* Your objective: Only a number is expected: how many lines in these records mention the word "this"?

* Record excerpts:
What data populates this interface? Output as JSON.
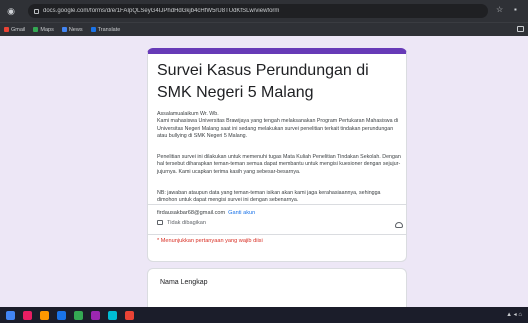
{
  "browser": {
    "url": "docs.google.com/forms/d/e/1FAIpQLSeyG4IJPhdHdGkjb4cHfW5rU8TUdKfSLw/viewform",
    "bookmarks": [
      {
        "label": "Gmail",
        "color": "#ea4335"
      },
      {
        "label": "Maps",
        "color": "#34a853"
      },
      {
        "label": "News",
        "color": "#4285f4"
      },
      {
        "label": "Translate",
        "color": "#1a73e8"
      }
    ]
  },
  "form": {
    "title": "Survei Kasus Perundungan di SMK Negeri 5 Malang",
    "paragraph1": "Assalamualaikum Wr. Wb.\nKami mahasiswa Universitas Brawijaya yang tengah melaksanakan Program Pertukaran Mahasiswa di Universitas Negeri Malang saat ini sedang melakukan survei penelitian terkait tindakan perundungan atau bullying di SMK Negeri 5 Malang.",
    "paragraph2": "Penelitian survei ini dilakukan untuk memenuhi tugas Mata Kuliah Penelitian Tindakan Sekolah. Dengan hal tersebut diharapkan teman-teman semua dapat membantu untuk mengisi kuesioner dengan sejujur-jujurnya. Kami ucapkan terima kasih yang sebesar-besarnya.",
    "paragraph3": "NB: jawaban ataupun data yang teman-teman isikan akan kami jaga kerahasiaannya, sehingga dimohon untuk dapat mengisi survei ini dengan sebenarnya.",
    "account_email": "firdausakbar68@gmail.com",
    "switch_account": "Ganti akun",
    "not_shared": "Tidak dibagikan",
    "required_note": "* Menunjukkan pertanyaan yang wajib diisi"
  },
  "question": {
    "label": "Nama Lengkap"
  },
  "taskbar": {
    "apps": [
      "#4285f4",
      "#e91e63",
      "#ff9800",
      "#1a73e8",
      "#34a853",
      "#9c27b0",
      "#00bcd4",
      "#ea4335"
    ]
  }
}
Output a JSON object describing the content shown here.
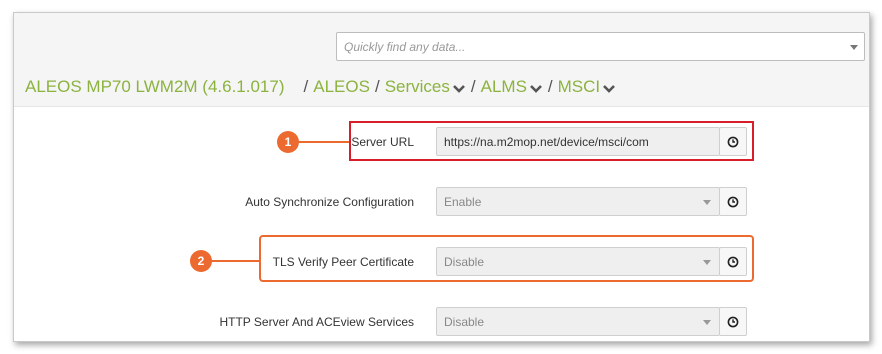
{
  "search": {
    "placeholder": "Quickly find any data..."
  },
  "breadcrumb": {
    "root": "ALEOS MP70 LWM2M (4.6.1.017)",
    "separator": "/",
    "items": [
      {
        "label": "ALEOS",
        "has_dropdown": false
      },
      {
        "label": "Services",
        "has_dropdown": true
      },
      {
        "label": "ALMS",
        "has_dropdown": true
      },
      {
        "label": "MSCI",
        "has_dropdown": true
      }
    ]
  },
  "fields": [
    {
      "label": "Server URL",
      "value": "https://na.m2mop.net/device/msci/com",
      "type": "text"
    },
    {
      "label": "Auto Synchronize Configuration",
      "value": "Enable",
      "type": "select"
    },
    {
      "label": "TLS Verify Peer Certificate",
      "value": "Disable",
      "type": "select"
    },
    {
      "label": "HTTP Server And ACEview Services",
      "value": "Disable",
      "type": "select"
    }
  ],
  "callouts": [
    {
      "number": "1",
      "color": "#ec6a2f",
      "highlight_color": "#d61f2a"
    },
    {
      "number": "2",
      "color": "#ec6a2f",
      "highlight_color": "#ec6a2f"
    }
  ],
  "colors": {
    "breadcrumb": "#8cb33f",
    "header_band": "#f5f5f5",
    "field_bg": "#efefef"
  },
  "icons": {
    "search_dropdown": "chevron-down-icon",
    "history": "clock-icon"
  }
}
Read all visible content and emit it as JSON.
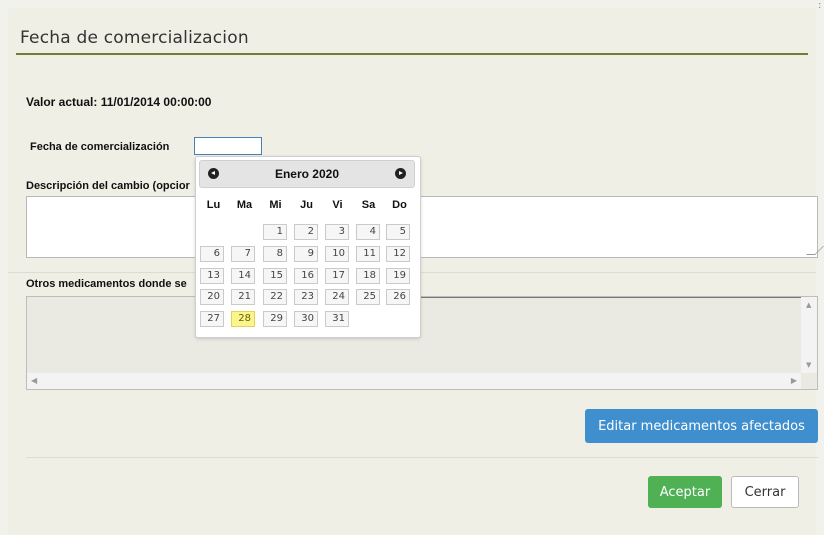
{
  "dialog": {
    "title": "Fecha de comercializacion",
    "valor_actual": "Valor actual: 11/01/2014 00:00:00",
    "fecha_label": "Fecha de comercialización",
    "fecha_value": "",
    "descripcion_label": "Descripción del cambio (opcior",
    "otros_label": "Otros medicamentos donde se",
    "edit_button": "Editar medicamentos afectados",
    "accept_button": "Aceptar",
    "close_button": "Cerrar",
    "corner_mark": ":"
  },
  "datepicker": {
    "title": "Enero 2020",
    "weekdays": [
      "Lu",
      "Ma",
      "Mi",
      "Ju",
      "Vi",
      "Sa",
      "Do"
    ],
    "weeks": [
      [
        "",
        "",
        "1",
        "2",
        "3",
        "4",
        "5"
      ],
      [
        "6",
        "7",
        "8",
        "9",
        "10",
        "11",
        "12"
      ],
      [
        "13",
        "14",
        "15",
        "16",
        "17",
        "18",
        "19"
      ],
      [
        "20",
        "21",
        "22",
        "23",
        "24",
        "25",
        "26"
      ],
      [
        "27",
        "28",
        "29",
        "30",
        "31",
        "",
        ""
      ]
    ],
    "today": "28",
    "prev_icon": "prev-circle-icon",
    "next_icon": "next-circle-icon"
  },
  "colors": {
    "title_rule": "#6f7f3a",
    "edit_button": "#3f8fcf",
    "accept_button": "#4fb154",
    "today_highlight": "#fbf58e"
  }
}
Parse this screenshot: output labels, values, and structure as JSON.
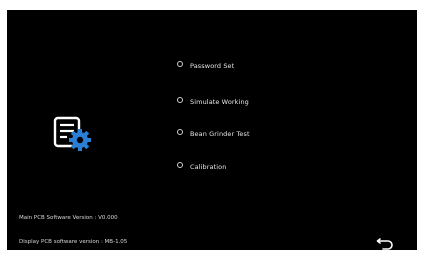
{
  "menu": {
    "items": [
      {
        "label": "Password Set"
      },
      {
        "label": "Simulate Working"
      },
      {
        "label": "Bean Grinder Test"
      },
      {
        "label": "Calibration"
      }
    ]
  },
  "versions": {
    "main_pcb": "Main PCB Software Version : V0.000",
    "display_pcb": "Display PCB software version : MB-1.05"
  },
  "icons": {
    "settings": "document-gear-icon",
    "back": "back-arrow-icon"
  },
  "colors": {
    "background": "#000000",
    "icon_accent": "#2a7fd4",
    "text": "#e6e6e6"
  }
}
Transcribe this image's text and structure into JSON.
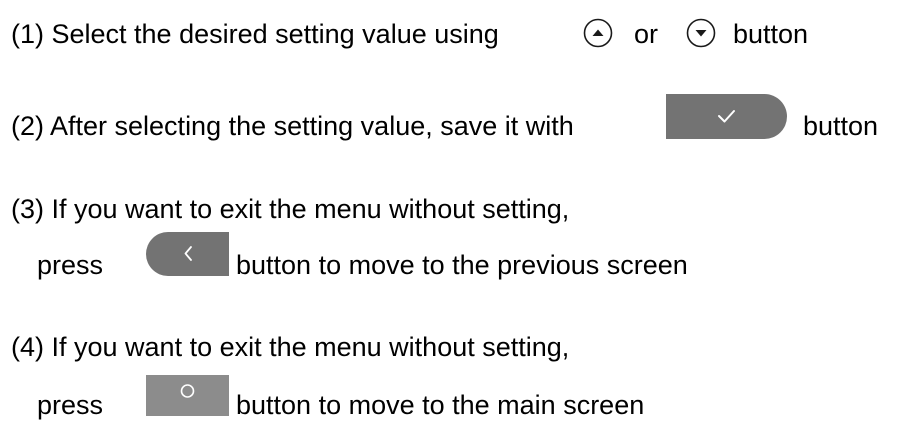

* Worked solution: 3